§ **Exercise instructions**
Lines below that include the word "ellipse" should each be copied.

= = = =

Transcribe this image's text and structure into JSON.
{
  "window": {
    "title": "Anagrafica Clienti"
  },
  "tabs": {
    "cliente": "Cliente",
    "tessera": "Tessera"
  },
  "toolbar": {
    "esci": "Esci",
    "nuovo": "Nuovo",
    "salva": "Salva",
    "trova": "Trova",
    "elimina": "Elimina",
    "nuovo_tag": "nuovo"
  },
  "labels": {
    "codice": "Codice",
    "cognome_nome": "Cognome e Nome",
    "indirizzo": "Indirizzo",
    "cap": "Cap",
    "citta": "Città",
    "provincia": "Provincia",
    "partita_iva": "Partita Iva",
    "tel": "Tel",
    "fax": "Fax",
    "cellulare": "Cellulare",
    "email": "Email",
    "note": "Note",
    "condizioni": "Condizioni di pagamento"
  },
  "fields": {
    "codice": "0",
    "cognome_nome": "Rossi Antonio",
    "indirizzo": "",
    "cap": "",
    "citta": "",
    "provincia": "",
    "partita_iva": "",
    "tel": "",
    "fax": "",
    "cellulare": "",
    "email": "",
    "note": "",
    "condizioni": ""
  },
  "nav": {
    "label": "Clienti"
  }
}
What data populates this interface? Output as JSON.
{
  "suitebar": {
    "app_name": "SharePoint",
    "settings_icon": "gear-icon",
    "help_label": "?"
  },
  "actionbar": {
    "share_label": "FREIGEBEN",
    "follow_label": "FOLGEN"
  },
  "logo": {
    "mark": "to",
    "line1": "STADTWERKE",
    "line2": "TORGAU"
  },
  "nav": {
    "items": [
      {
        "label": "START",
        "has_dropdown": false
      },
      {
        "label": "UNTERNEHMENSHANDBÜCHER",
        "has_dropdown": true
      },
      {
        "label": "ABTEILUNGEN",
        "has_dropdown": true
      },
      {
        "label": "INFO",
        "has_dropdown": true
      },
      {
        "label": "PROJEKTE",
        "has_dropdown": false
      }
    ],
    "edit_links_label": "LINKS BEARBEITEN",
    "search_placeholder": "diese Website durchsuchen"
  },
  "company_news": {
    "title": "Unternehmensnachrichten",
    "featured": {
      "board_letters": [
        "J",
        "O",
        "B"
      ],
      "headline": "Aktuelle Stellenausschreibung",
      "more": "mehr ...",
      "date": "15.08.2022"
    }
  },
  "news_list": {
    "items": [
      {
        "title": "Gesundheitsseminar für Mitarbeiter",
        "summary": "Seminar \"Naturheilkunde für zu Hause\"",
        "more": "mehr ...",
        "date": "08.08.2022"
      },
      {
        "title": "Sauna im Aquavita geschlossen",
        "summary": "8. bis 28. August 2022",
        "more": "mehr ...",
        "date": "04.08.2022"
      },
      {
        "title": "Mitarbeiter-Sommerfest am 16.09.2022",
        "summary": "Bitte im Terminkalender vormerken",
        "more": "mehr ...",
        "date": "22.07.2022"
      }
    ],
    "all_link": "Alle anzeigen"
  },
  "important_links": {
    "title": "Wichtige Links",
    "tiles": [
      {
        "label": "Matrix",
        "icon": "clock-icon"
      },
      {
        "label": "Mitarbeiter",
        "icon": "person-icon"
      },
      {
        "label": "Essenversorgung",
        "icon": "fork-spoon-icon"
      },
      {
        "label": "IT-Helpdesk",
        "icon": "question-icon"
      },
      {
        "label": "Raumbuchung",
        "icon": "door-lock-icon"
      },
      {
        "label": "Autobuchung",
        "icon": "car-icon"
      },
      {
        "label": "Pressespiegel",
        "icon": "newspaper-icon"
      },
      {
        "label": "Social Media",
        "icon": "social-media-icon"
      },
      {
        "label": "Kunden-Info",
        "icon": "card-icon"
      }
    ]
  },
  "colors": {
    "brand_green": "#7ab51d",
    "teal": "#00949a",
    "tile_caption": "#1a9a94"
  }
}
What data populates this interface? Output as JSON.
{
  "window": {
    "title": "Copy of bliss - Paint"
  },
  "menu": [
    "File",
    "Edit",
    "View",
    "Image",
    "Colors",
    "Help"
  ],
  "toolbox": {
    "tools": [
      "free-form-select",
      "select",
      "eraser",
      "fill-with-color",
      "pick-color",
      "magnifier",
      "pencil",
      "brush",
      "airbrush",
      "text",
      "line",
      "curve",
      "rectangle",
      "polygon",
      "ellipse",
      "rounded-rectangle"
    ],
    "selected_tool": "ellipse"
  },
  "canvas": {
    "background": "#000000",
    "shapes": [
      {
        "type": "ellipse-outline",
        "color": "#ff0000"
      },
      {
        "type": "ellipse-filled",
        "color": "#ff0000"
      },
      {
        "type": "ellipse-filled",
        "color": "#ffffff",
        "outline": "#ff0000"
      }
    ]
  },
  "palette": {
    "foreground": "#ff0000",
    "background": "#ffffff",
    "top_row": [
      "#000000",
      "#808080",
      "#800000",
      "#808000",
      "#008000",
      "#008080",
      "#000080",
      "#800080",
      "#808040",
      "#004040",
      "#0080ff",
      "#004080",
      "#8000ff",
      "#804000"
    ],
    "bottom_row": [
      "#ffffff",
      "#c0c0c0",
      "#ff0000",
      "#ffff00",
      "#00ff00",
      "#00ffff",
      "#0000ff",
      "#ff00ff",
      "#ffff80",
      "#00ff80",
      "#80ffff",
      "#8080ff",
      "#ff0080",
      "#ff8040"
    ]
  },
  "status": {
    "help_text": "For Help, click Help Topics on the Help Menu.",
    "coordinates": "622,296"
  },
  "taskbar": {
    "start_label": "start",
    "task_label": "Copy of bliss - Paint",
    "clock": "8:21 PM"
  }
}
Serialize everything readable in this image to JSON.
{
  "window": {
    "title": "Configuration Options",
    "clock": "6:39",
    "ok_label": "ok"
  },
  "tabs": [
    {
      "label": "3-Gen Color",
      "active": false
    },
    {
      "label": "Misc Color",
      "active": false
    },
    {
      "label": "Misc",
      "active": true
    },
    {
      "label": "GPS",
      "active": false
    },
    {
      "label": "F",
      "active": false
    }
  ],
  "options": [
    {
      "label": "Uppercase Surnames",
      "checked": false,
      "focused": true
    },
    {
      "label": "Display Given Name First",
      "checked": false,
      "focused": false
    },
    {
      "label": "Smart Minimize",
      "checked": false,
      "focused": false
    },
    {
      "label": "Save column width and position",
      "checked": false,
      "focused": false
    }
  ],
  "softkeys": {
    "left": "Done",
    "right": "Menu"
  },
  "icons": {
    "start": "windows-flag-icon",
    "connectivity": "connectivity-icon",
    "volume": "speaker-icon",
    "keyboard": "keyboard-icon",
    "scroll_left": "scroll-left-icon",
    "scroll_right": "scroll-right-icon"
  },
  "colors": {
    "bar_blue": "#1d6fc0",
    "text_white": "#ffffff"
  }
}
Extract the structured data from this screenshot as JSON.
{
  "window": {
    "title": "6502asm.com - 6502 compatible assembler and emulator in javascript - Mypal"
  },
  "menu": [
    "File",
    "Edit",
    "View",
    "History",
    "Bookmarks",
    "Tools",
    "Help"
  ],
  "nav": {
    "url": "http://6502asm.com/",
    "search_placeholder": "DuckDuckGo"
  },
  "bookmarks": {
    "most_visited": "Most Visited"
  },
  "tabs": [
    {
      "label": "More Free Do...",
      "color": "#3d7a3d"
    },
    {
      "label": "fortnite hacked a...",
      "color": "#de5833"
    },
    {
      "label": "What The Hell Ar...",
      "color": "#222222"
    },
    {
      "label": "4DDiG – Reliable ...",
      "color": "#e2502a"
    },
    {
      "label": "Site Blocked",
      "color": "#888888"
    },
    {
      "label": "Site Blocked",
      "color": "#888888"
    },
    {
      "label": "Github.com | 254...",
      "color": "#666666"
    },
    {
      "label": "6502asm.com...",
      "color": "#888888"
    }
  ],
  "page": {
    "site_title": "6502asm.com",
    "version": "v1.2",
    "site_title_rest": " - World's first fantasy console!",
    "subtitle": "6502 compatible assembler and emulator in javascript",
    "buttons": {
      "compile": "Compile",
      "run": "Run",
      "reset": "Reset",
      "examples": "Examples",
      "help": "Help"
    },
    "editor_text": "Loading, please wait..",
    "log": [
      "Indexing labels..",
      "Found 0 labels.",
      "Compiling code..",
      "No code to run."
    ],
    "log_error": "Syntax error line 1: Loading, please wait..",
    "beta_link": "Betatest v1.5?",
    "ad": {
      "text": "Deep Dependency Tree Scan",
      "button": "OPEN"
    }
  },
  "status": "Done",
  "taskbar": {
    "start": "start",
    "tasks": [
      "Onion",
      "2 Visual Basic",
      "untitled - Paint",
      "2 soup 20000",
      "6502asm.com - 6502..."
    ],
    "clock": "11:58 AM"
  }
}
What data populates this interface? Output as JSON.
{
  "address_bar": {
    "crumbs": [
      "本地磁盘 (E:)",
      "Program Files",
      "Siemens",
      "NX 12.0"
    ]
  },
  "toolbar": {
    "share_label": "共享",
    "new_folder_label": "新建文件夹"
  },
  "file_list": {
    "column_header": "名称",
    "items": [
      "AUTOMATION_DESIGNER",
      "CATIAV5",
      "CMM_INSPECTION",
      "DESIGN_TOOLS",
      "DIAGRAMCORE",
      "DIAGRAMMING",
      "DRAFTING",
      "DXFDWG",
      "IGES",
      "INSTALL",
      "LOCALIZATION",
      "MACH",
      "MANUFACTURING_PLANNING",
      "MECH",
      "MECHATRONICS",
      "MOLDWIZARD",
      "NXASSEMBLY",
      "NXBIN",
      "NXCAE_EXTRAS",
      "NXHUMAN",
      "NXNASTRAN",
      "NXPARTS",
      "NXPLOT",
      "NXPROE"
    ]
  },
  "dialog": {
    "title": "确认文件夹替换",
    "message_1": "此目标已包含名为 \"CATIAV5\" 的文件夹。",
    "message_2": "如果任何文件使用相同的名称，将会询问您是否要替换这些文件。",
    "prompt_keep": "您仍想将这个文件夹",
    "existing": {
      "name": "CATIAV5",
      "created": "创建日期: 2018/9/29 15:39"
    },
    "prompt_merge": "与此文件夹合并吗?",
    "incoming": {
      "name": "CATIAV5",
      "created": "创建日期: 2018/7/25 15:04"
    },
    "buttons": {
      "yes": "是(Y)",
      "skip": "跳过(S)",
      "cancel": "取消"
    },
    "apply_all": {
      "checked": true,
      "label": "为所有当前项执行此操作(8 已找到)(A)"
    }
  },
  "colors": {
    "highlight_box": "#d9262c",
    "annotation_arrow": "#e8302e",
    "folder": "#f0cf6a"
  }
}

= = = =

§ **Output for this exercise**
      "ellipse",
    "selected_tool": "ellipse"
        "type": "ellipse-outline",
        "type": "ellipse-filled",
        "type": "ellipse-filled",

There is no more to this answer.